Hello, Readers! First off, I would like to apologize for being away from the blog for the last six weeks. Things have been extremely busy for me, but that’s not an excuse. I will do better. And it is obvious it’s time for some Zion Family Homestead catch up!
I would also like to apologize for another thing, I will only be briefly touching on the subject that I promised to blog about last time, which is whether to prune your vegetable plants or not…
After doing quite a bit of research on the subject of pruning in the vegetable garden, I found there was a lot of inconclusive information out about whether it made a difference in your yield or not. So I will have to do my own experiments and publish what I find. That will have to be done next season now, for the time for pruning, or not, has passed. I will post my experiments as they progress, so you might be able to use my findings for yourself before it’s too late next year.
So What Are You Going to Write About?
I am writing about all the things I’ve been up to for the last six weeks, which has been anything but sitting around being lazy. There have been a lot of new developments that I’ll be going over in this blog, and if necessary, I’ll do a follow up post about why I chose to pursue these developments this year instead of waiting until next year. One of the first things I did was weed our garden boxes and replant anything that hadn’t started growing yet. Let me tell you that, even after neglecting weeding for a month, the task was – surprisingly- incredibly easy! I LOVE my raised garden beds! Unfortunately, due to the weird weather, a fair few of the seeds needed to be replanted. However, only about 20%, which is way better than how much I had to replant last year without my boxes!
I finally got around to mowing the fruit orchard. In order to do that I needed to get the riding lawn more up and running again. The grass was over 2 feet tall and would have taken a week or more to do by regular push mower. Not that I would’ve had the patience to do it that way. The riding lawnmower did a great job and I even got some father/son time in teaching Cold how to drive the machine – without hitting any trees!
Next, now that I could actually see the ground around the orchard, I looked up the many benefits of comfrey and decided to buy Russian Comfrey to plant in between the orchard trees. There’s so many benefits to planting comfrey that I am definitely going to have to do a follow up post just about this for you guys… I bought 12 root cuttings online and promptly planted them out in the orchard. I’m still waiting for them to pop up and grow.

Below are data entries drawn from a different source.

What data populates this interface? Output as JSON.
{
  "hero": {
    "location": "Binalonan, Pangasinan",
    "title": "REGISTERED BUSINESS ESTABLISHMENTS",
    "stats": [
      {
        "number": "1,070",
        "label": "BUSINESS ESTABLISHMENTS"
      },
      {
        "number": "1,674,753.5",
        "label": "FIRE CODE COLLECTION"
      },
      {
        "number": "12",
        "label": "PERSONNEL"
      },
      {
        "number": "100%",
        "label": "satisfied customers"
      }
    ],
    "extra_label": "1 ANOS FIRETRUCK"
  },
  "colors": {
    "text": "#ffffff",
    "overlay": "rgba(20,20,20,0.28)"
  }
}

It could take between 8 and 13 weeks to see any growth.
Onto the Garden
After looking up the many benefits of comfrey, and planting it, I started getting excited about other uses for our land and more fully utilizing it. I figured I could start by using the garden space better. There was about a 50‘ x 50‘ section that was just going fallow. A friend of ours offered to help out by using their tractor to till that plot – If I could figure out how to get her tractor to the homestead. After working out the logistics I finally managed to get it over here. That friend then selflessly tilled our land while I was at work! I’m so grateful to her for her time and tractor. I can’t forget to mention our other friend – for the use of his truck and trailer to get the tractor here!
I waited for a week to see if any of the grass would pop back up, and believe it or not… It didn’t!
I decided that I could plant amaranth right now as something that would really benefit our garden. This is another subject that will have to wait for a good follow up post! Anyway, in that plot of recently tilled land, I planted about 2500 amaranth seeds. By hand! It took around four hours, I did a squat each time I reached down to plant a seed… 2500 squats! Luckily my wife, Perfection – the perfect helpmeet that she is – helped me on the last half. I ended up “only” doing about 1800 of those 2500 squats.
A Little More Regarding the Garden – Onions
I want to take a moment to reflect on an experience I had with the onions this year… Mid June our onions were going strong, but I noticed the tips were starting to turn yellow and die back. I was curious if it might’ve been a nutrition problem, so I looked online for the symptoms I noticed. To my dismay, all signs pointed to a microscopic bug infestation. It was highly recommended I wipe out all of the onions in the area and not plant any more for many years… Well, something about that didn’t feel right to me, so I decided to let them be and see if they pulled out of it. And they did! They’re going strong and developing good firm bulbs! No mush, no dead onions! I am very glad that I trusted my gut and decided to ride it out.
After mowing the orchard, I found 6 of our grape plants had survived the winter! And they’re just big enough to train them to go on the trellis. I’ll have to do a separate blog on my simple trellis design. I pruned the grapes and they were able to reach the top support for the trellis! Our grapes were kind of neglected last year, so I was extremely excited that these grapes were doing so well. I was even able to take some green cuttings and try my hand at propagating my own group from them. That’s also another separate blog post in the making.
One Last Thing to Catch up on!…
Last, but not least, I mulched around the blueberries, raspberries, and grapes. The grass in the orchard nearly choked out the blueberries and raspberries and, at the very least, stunted their growth for the season. While looking into mulching blueberries I found out some very useful information I didn’t know before. Information that is vital to getting good yields from each bush. This is actually what I’m going to write about next. That’s how important this information is to me. I hope you tune in to find out what I’ve learned.
Until next time…
Handyman’s on the job!